"corporate employees demand a frequently updated intranet, but the distributed nature that is inscribed in Web technology is partly put out of play by stiff editing policies. Web 2.0 technology can lower the threshold for participation but it will not affect the policies in place – these have to be replaced separately. The literature on intranet management almost unanimously and unreflectively argues in favour of aligned, rigid, and highly standardised information infrastructures tightly administered by top management. This is at odds with social media and Web 2.0 and a new generation of literature is needed to guide the manager 2.0."
There are no answers to this problem in this paper, but thinking about the points raised in the email paper, surely part of the solution is to realise that employees don't work in neat information silos and its time we gave them human centred information systems instead. And for once, thanks to Web 2.0 (what ever that might really mean) we actually have widely available technologies to do this with low barriers to entry. What do you think?

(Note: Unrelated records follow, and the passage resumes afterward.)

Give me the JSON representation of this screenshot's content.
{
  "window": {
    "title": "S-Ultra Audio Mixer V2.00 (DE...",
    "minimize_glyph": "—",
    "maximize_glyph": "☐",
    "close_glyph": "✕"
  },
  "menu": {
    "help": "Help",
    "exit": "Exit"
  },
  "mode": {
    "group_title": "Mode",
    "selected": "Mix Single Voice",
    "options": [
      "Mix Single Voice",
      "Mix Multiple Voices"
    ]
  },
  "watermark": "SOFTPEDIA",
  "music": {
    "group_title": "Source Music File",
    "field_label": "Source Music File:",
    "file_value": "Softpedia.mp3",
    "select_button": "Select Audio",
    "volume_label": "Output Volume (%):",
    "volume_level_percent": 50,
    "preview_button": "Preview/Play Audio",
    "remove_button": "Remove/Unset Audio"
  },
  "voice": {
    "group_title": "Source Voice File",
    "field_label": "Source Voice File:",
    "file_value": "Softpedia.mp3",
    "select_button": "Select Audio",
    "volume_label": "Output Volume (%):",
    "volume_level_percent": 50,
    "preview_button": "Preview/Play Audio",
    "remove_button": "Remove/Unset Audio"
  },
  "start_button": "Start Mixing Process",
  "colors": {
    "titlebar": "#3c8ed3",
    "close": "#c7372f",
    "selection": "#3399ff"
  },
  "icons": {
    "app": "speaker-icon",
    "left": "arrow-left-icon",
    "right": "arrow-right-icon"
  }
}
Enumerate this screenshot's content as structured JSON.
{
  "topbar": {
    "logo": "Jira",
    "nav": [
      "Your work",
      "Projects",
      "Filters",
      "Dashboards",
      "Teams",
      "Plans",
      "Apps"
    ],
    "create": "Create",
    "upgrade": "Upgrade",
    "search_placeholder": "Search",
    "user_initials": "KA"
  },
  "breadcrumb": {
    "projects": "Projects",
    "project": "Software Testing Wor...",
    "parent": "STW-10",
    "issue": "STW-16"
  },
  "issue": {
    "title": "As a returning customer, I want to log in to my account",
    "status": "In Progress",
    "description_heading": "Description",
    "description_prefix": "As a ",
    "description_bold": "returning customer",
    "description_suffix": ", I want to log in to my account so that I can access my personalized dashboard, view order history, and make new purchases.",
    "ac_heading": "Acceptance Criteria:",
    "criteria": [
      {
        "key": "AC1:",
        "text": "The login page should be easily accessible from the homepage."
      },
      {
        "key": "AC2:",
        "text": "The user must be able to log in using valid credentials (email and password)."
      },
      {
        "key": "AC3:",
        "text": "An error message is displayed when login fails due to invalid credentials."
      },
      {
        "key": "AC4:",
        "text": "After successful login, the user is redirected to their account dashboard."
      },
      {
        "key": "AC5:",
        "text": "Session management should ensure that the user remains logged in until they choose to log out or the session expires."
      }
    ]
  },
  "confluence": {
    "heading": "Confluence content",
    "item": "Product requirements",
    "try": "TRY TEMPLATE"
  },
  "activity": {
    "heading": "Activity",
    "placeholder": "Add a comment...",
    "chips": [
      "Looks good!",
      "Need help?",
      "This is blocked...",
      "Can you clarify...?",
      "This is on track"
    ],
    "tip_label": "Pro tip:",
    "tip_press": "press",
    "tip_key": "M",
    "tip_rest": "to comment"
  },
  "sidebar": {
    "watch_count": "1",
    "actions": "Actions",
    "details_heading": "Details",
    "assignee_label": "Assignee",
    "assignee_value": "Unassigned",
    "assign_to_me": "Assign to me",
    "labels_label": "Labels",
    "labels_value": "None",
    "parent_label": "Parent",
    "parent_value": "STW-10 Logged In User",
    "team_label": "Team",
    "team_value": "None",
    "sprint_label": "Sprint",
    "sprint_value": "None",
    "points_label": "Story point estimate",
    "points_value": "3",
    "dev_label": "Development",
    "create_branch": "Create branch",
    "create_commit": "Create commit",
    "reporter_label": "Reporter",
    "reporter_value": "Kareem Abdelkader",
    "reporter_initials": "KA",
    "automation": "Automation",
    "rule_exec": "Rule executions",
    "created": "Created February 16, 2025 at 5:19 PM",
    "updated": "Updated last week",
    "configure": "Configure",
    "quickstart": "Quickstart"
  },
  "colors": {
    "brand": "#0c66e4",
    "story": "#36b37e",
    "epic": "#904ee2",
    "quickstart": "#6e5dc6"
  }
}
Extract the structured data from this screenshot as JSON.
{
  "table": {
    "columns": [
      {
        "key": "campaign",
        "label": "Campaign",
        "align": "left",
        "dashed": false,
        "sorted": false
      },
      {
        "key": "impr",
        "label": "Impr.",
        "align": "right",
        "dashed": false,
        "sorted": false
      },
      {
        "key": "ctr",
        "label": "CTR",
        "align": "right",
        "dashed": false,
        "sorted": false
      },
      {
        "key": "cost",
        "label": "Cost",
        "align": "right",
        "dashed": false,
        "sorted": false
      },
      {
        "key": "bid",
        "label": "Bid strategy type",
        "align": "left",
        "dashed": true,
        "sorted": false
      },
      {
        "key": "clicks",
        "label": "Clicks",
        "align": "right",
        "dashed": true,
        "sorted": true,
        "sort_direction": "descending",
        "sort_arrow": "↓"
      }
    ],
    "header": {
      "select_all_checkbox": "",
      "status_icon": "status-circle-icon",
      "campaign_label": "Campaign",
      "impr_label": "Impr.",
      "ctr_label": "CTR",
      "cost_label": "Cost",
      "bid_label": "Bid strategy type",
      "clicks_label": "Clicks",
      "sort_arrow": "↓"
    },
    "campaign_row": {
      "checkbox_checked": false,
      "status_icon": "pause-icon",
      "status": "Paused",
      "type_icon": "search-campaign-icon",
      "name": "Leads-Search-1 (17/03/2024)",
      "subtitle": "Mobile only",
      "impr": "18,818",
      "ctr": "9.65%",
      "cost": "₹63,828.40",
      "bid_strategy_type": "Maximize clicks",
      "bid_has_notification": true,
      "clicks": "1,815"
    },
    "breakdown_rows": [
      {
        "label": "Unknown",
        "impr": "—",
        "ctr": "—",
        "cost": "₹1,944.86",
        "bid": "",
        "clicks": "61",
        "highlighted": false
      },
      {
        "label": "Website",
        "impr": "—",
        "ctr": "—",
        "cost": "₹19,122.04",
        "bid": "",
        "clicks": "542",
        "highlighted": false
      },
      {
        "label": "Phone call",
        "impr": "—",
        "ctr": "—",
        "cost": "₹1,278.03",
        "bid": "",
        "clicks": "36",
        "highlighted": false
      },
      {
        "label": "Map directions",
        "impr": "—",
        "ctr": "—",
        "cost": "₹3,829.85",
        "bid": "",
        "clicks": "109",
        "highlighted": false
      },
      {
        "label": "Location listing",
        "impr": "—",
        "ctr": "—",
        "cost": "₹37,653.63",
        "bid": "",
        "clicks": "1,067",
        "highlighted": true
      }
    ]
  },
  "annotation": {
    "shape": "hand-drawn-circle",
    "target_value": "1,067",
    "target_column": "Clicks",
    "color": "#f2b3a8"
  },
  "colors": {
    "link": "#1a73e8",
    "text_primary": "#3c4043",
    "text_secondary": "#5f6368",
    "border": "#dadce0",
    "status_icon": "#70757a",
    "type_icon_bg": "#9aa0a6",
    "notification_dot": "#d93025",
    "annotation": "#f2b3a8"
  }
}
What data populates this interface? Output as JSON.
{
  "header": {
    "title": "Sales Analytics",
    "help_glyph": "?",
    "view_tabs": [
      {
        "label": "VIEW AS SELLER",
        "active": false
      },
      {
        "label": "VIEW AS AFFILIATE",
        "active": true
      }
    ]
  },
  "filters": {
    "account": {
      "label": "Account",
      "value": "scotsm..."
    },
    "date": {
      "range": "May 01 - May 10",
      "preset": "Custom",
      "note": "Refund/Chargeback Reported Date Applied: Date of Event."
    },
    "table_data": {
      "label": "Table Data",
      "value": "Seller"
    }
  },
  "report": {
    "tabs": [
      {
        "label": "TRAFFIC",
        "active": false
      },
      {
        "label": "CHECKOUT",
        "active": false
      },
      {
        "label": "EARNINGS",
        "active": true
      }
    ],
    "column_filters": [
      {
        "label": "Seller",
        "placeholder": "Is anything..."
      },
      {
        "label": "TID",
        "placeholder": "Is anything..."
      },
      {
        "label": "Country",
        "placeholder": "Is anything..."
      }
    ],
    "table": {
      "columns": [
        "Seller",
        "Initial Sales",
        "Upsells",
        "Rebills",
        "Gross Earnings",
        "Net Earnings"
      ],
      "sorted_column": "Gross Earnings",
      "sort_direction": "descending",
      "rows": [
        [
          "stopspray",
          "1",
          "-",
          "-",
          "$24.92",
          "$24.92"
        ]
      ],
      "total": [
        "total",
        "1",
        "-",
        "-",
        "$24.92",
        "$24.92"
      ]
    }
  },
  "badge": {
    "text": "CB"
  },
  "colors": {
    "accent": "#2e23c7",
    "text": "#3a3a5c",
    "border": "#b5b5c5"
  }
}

at 8:47 am
I know you all know this, but for the record here is the official press release about my new role at Headshift:
HEADSHIFT APPOINTS JAMES DELLOW AND RAMPS UP ENTERPRISE 2.0 CAPABILITIES
3 March 2009
Headshift, a leading enterprise social computing consultancy has expanded its local team with the addition of Senior Business & Technical Consultant James Dellow.
Dellow is a well regarded information management consultant and influential Enterprise 2.0 blogger. He will support Headshift’s clients on the technical side of their social software implementations as well as provide expertise on the organisational aspects of these projects.
According to Anne Bartlett-Bragg, Managing Director of Headshift Australasia, Dellow brings extensive experience working with large organisations to implement web 2.0 technologies.
“There is significant interest from large organisations looking at ways to meet their business objectives by harnessing web 2.0 tools, in particular, the strategic integration of social networks both inside firewalls. Naturally, the larger the organisation, the more complex a social software implementation is without the right expertise.
James understands the often complex technical considerations that large organisations must take into account, plus the ‘people and process’ aspects to a project. He has a rare combination of skills and we’re exceptionally lucky to have him on board.”
Despite the current economic conditions, Headshift Australasia continues to see interest from organisations who want to capitalise on the rapidly emerging usability and benefits that enterprise social computing offers.
“Headshift are one of the few global organisations that truly understand web 2.0 and social technologies and how they can be best applied to meet business objectives. They have a wide range of both internationally and local case studies that highlight how the power of social software can add quantifiable value, said Dellow.
“My role is to work with organisations to help them find a balance between working with their current IT system and implementing new and powerful social computing tools which provides significant benefits to corporations their staff and/or clients. I’m really looking forward to the challenge.”
"Professional areas of focus for Dellow include enterprise social computing strategies, understanding the value of emerging Web 2.0 technologies like RSS, and the creation of user-centered information workplaces."
Dellow has worked in consulting roles with a wide range of government, professional services and blue chip companies such as AMP, ASIC, BHP Billiton, BlueScope Steel, CSC, Ernst & Young, and Rio Tinto. He also completed a Master of Business & Technology (MBT) at UNSW in 2005.
James Dellow’s blog can be found at http://chieftech.blogspot.com
You read more about Headshift on their Website of course and if you want to contact me, while I do have a new Headshift email address, don't worry as my old contact details still work.
at 2:33 pm
I work at Headshift Asia Pacific, a social media and social computing consultancy.